▸ **Try it**
Check each line of the data for "icon" and select those that have it.

Page and application data records:
======

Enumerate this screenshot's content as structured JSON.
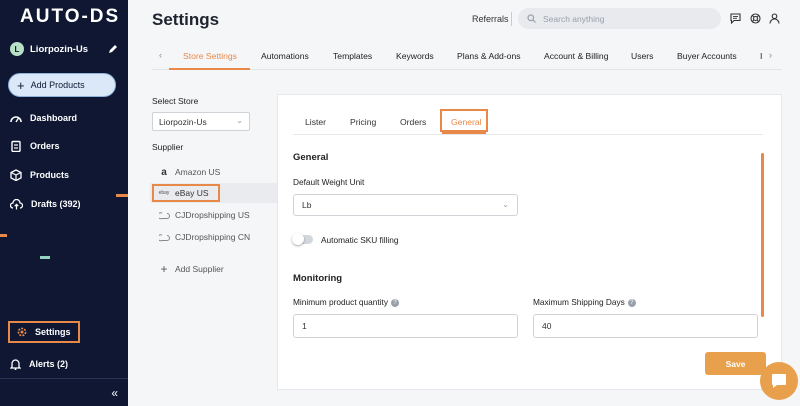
{
  "sidebar": {
    "logo": "AUTO-DS",
    "user": {
      "initial": "L",
      "name": "Liorpozin-Us"
    },
    "add_products": "Add Products",
    "nav": [
      {
        "label": "Dashboard",
        "icon": "speedometer-icon"
      },
      {
        "label": "Orders",
        "icon": "clipboard-icon"
      },
      {
        "label": "Products",
        "icon": "box-icon"
      },
      {
        "label": "Drafts (392)",
        "icon": "cloud-upload-icon"
      }
    ],
    "settings": "Settings",
    "alerts": "Alerts (2)",
    "collapse": "«"
  },
  "header": {
    "title": "Settings",
    "referrals": "Referrals",
    "search_placeholder": "Search anything"
  },
  "tabs": [
    {
      "label": "Store Settings",
      "active": true
    },
    {
      "label": "Automations"
    },
    {
      "label": "Templates"
    },
    {
      "label": "Keywords"
    },
    {
      "label": "Plans & Add-ons"
    },
    {
      "label": "Account & Billing"
    },
    {
      "label": "Users"
    },
    {
      "label": "Buyer Accounts"
    },
    {
      "label": "I"
    }
  ],
  "left": {
    "select_store_label": "Select Store",
    "store_value": "Liorpozin-Us",
    "supplier_label": "Supplier",
    "suppliers": [
      {
        "label": "Amazon US",
        "icon": "amazon-icon"
      },
      {
        "label": "eBay US",
        "icon": "ebay-icon",
        "badge": "ebay",
        "active": true
      },
      {
        "label": "CJDropshipping US",
        "icon": "cj-icon"
      },
      {
        "label": "CJDropshipping CN",
        "icon": "cj-icon"
      }
    ],
    "add_supplier": "Add Supplier"
  },
  "panel": {
    "subtabs": [
      {
        "label": "Lister"
      },
      {
        "label": "Pricing"
      },
      {
        "label": "Orders"
      },
      {
        "label": "General",
        "active": true
      }
    ],
    "general_title": "General",
    "weight_label": "Default Weight Unit",
    "weight_value": "Lb",
    "sku_label": "Automatic SKU filling",
    "sku_enabled": false,
    "monitoring_title": "Monitoring",
    "min_qty_label": "Minimum product quantity",
    "min_qty_value": "1",
    "max_ship_label": "Maximum Shipping Days",
    "max_ship_value": "40",
    "save": "Save"
  },
  "colors": {
    "accent": "#e8894a",
    "sidebar_bg": "#0f1733",
    "save_bg": "#e8a04c"
  }
}
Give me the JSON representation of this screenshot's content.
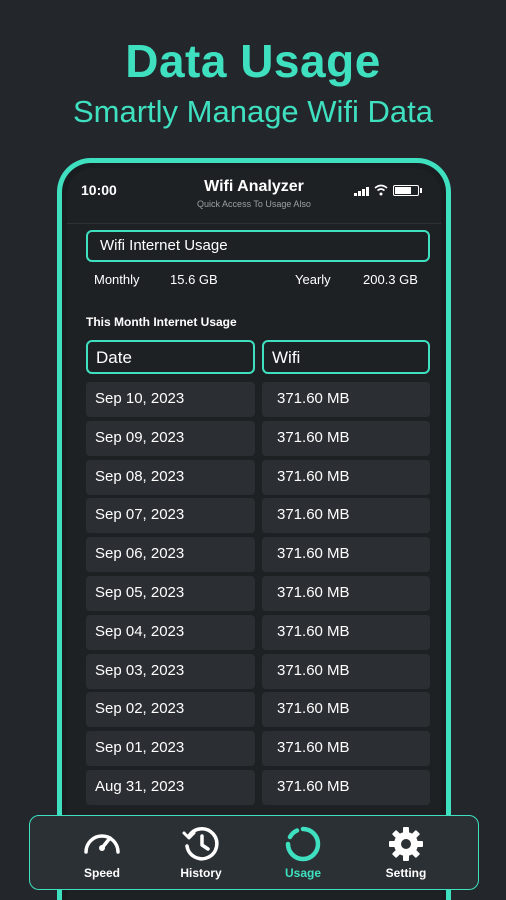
{
  "hero": {
    "title": "Data Usage",
    "subtitle": "Smartly Manage Wifi Data"
  },
  "statusbar": {
    "time": "10:00"
  },
  "app": {
    "title": "Wifi Analyzer",
    "subtitle": "Quick Access To Usage Also"
  },
  "usage_box": {
    "label": "Wifi Internet Usage"
  },
  "summary": {
    "monthly_label": "Monthly",
    "monthly_value": "15.6 GB",
    "yearly_label": "Yearly",
    "yearly_value": "200.3 GB"
  },
  "table": {
    "title": "This Month Internet Usage",
    "headers": [
      "Date",
      "Wifi"
    ],
    "rows": [
      [
        "Sep 10, 2023",
        "371.60 MB"
      ],
      [
        "Sep 09, 2023",
        "371.60 MB"
      ],
      [
        "Sep 08, 2023",
        "371.60 MB"
      ],
      [
        "Sep 07, 2023",
        "371.60 MB"
      ],
      [
        "Sep 06, 2023",
        "371.60 MB"
      ],
      [
        "Sep 05, 2023",
        "371.60 MB"
      ],
      [
        "Sep 04, 2023",
        "371.60 MB"
      ],
      [
        "Sep 03, 2023",
        "371.60 MB"
      ],
      [
        "Sep 02, 2023",
        "371.60 MB"
      ],
      [
        "Sep 01, 2023",
        "371.60 MB"
      ],
      [
        "Aug 31, 2023",
        "371.60 MB"
      ]
    ]
  },
  "nav": {
    "items": [
      {
        "label": "Speed",
        "icon": "speedometer-icon",
        "active": false
      },
      {
        "label": "History",
        "icon": "history-icon",
        "active": false
      },
      {
        "label": "Usage",
        "icon": "usage-ring-icon",
        "active": true
      },
      {
        "label": "Setting",
        "icon": "gear-icon",
        "active": false
      }
    ]
  },
  "colors": {
    "accent": "#3fe0c0",
    "background": "#23272b",
    "cell": "#2b2f33"
  }
}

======

▸ **Expected answer**
        "icon": "speedometer-icon"
        "icon": "clipboard-icon"
        "icon": "box-icon"
        "icon": "cloud-upload-icon"
        "icon": "amazon-icon"
        "icon": "ebay-icon",
        "icon": "cj-icon"
        "icon": "cj-icon"
        "icon": "speedometer-icon",
        "icon": "history-icon",
        "icon": "usage-ring-icon",
        "icon": "gear-icon",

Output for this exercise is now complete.